● REQUIREMENT: Your task is to retype every entry exactly, omitting nothing.

● RECORDED INFORMATION:

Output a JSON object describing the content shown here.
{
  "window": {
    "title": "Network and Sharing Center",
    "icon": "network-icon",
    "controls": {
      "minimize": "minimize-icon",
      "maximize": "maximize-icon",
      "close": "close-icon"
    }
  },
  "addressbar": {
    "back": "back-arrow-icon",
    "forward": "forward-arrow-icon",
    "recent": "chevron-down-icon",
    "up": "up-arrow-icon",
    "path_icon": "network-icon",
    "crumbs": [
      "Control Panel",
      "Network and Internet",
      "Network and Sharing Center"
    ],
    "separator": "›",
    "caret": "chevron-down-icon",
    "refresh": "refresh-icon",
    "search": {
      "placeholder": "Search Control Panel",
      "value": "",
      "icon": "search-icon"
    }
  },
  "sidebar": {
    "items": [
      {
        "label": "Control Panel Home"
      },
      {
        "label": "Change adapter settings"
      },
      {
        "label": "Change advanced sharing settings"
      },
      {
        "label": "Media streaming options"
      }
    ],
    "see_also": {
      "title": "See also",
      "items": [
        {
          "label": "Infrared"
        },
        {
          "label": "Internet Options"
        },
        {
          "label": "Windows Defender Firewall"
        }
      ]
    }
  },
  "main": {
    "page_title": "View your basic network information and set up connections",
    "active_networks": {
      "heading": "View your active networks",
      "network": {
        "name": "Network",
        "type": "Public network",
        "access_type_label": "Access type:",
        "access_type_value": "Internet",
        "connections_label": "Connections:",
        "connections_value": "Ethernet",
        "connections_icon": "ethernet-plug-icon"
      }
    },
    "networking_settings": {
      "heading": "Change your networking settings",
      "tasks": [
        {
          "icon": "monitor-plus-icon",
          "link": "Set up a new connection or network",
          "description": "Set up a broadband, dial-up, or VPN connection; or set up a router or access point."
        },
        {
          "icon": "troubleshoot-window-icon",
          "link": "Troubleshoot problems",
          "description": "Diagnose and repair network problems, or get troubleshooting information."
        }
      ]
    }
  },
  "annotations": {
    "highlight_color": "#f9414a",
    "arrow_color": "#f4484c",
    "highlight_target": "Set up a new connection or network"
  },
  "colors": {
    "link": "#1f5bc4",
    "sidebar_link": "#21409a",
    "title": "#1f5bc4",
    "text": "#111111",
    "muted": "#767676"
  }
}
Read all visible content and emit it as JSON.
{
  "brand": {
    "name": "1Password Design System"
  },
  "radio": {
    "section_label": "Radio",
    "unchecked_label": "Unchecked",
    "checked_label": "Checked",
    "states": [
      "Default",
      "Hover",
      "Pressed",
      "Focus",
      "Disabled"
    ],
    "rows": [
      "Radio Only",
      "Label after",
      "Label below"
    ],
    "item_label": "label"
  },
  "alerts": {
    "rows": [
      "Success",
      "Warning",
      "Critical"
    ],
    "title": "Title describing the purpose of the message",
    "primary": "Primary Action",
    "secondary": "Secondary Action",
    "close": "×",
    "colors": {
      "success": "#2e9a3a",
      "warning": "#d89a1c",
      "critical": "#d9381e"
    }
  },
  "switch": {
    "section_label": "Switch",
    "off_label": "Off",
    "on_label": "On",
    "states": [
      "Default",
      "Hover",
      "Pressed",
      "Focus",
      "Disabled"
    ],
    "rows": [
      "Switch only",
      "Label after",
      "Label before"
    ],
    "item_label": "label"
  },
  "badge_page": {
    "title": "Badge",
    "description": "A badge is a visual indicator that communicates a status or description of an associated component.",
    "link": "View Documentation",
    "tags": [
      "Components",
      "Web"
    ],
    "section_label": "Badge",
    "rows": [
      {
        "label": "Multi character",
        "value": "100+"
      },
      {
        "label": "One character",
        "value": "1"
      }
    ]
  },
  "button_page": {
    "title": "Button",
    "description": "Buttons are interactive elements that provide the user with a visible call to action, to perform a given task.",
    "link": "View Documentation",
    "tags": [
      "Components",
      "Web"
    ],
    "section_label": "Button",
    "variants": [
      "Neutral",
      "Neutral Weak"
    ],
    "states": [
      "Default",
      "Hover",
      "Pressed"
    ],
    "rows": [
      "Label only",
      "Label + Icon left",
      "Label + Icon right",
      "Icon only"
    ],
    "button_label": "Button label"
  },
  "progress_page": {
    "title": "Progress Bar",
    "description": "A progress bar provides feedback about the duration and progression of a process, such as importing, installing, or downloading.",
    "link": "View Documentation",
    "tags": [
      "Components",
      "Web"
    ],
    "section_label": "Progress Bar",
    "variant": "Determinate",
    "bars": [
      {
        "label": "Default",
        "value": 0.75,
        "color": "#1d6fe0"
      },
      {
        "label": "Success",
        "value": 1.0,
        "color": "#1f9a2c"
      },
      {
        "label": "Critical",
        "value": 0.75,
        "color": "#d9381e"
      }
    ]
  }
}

● EXPECTED ANSWER:
Output a JSON object describing the content shown here.
{
  "window": {
    "title": "Network and Sharing Center",
    "icon": "network-icon",
    "controls": {
      "minimize": "minimize-icon",
      "maximize": "maximize-icon",
      "close": "close-icon"
    }
  },
  "addressbar": {
    "back": "back-arrow-icon",
    "forward": "forward-arrow-icon",
    "recent": "chevron-down-icon",
    "up": "up-arrow-icon",
    "path_icon": "network-icon",
    "crumbs": [
      "Control Panel",
      "Network and Internet",
      "Network and Sharing Center"
    ],
    "separator": "›",
    "caret": "chevron-down-icon",
    "refresh": "refresh-icon",
    "search": {
      "placeholder": "Search Control Panel",
      "value": "",
      "icon": "search-icon"
    }
  },
  "sidebar": {
    "items": [
      {
        "label": "Control Panel Home"
      },
      {
        "label": "Change adapter settings"
      },
      {
        "label": "Change advanced sharing settings"
      },
      {
        "label": "Media streaming options"
      }
    ],
    "see_also": {
      "title": "See also",
      "items": [
        {
          "label": "Infrared"
        },
        {
          "label": "Internet Options"
        },
        {
          "label": "Windows Defender Firewall"
        }
      ]
    }
  },
  "main": {
    "page_title": "View your basic network information and set up connections",
    "active_networks": {
      "heading": "View your active networks",
      "network": {
        "name": "Network",
        "type": "Public network",
        "access_type_label": "Access type:",
        "access_type_value": "Internet",
        "connections_label": "Connections:",
        "connections_value": "Ethernet",
        "connections_icon": "ethernet-plug-icon"
      }
    },
    "networking_settings": {
      "heading": "Change your networking settings",
      "tasks": [
        {
          "icon": "monitor-plus-icon",
          "link": "Set up a new connection or network",
          "description": "Set up a broadband, dial-up, or VPN connection; or set up a router or access point."
        },
        {
          "icon": "troubleshoot-window-icon",
          "link": "Troubleshoot problems",
          "description": "Diagnose and repair network problems, or get troubleshooting information."
        }
      ]
    }
  },
  "annotations": {
    "highlight_color": "#f9414a",
    "arrow_color": "#f4484c",
    "highlight_target": "Set up a new connection or network"
  },
  "colors": {
    "link": "#1f5bc4",
    "sidebar_link": "#21409a",
    "title": "#1f5bc4",
    "text": "#111111",
    "muted": "#767676"
  }
}
Read all visible content and emit it as JSON.
{
  "brand": {
    "name": "1Password Design System"
  },
  "radio": {
    "section_label": "Radio",
    "unchecked_label": "Unchecked",
    "checked_label": "Checked",
    "states": [
      "Default",
      "Hover",
      "Pressed",
      "Focus",
      "Disabled"
    ],
    "rows": [
      "Radio Only",
      "Label after",
      "Label below"
    ],
    "item_label": "label"
  },
  "alerts": {
    "rows": [
      "Success",
      "Warning",
      "Critical"
    ],
    "title": "Title describing the purpose of the message",
    "primary": "Primary Action",
    "secondary": "Secondary Action",
    "close": "×",
    "colors": {
      "success": "#2e9a3a",
      "warning": "#d89a1c",
      "critical": "#d9381e"
    }
  },
  "switch": {
    "section_label": "Switch",
    "off_label": "Off",
    "on_label": "On",
    "states": [
      "Default",
      "Hover",
      "Pressed",
      "Focus",
      "Disabled"
    ],
    "rows": [
      "Switch only",
      "Label after",
      "Label before"
    ],
    "item_label": "label"
  },
  "badge_page": {
    "title": "Badge",
    "description": "A badge is a visual indicator that communicates a status or description of an associated component.",
    "link": "View Documentation",
    "tags": [
      "Components",
      "Web"
    ],
    "section_label": "Badge",
    "rows": [
      {
        "label": "Multi character",
        "value": "100+"
      },
      {
        "label": "One character",
        "value": "1"
      }
    ]
  },
  "button_page": {
    "title": "Button",
    "description": "Buttons are interactive elements that provide the user with a visible call to action, to perform a given task.",
    "link": "View Documentation",
    "tags": [
      "Components",
      "Web"
    ],
    "section_label": "Button",
    "variants": [
      "Neutral",
      "Neutral Weak"
    ],
    "states": [
      "Default",
      "Hover",
      "Pressed"
    ],
    "rows": [
      "Label only",
      "Label + Icon left",
      "Label + Icon right",
      "Icon only"
    ],
    "button_label": "Button label"
  },
  "progress_page": {
    "title": "Progress Bar",
    "description": "A progress bar provides feedback about the duration and progression of a process, such as importing, installing, or downloading.",
    "link": "View Documentation",
    "tags": [
      "Components",
      "Web"
    ],
    "section_label": "Progress Bar",
    "variant": "Determinate",
    "bars": [
      {
        "label": "Default",
        "value": 0.75,
        "color": "#1d6fe0"
      },
      {
        "label": "Success",
        "value": 1.0,
        "color": "#1f9a2c"
      },
      {
        "label": "Critical",
        "value": 0.75,
        "color": "#d9381e"
      }
    ]
  }
}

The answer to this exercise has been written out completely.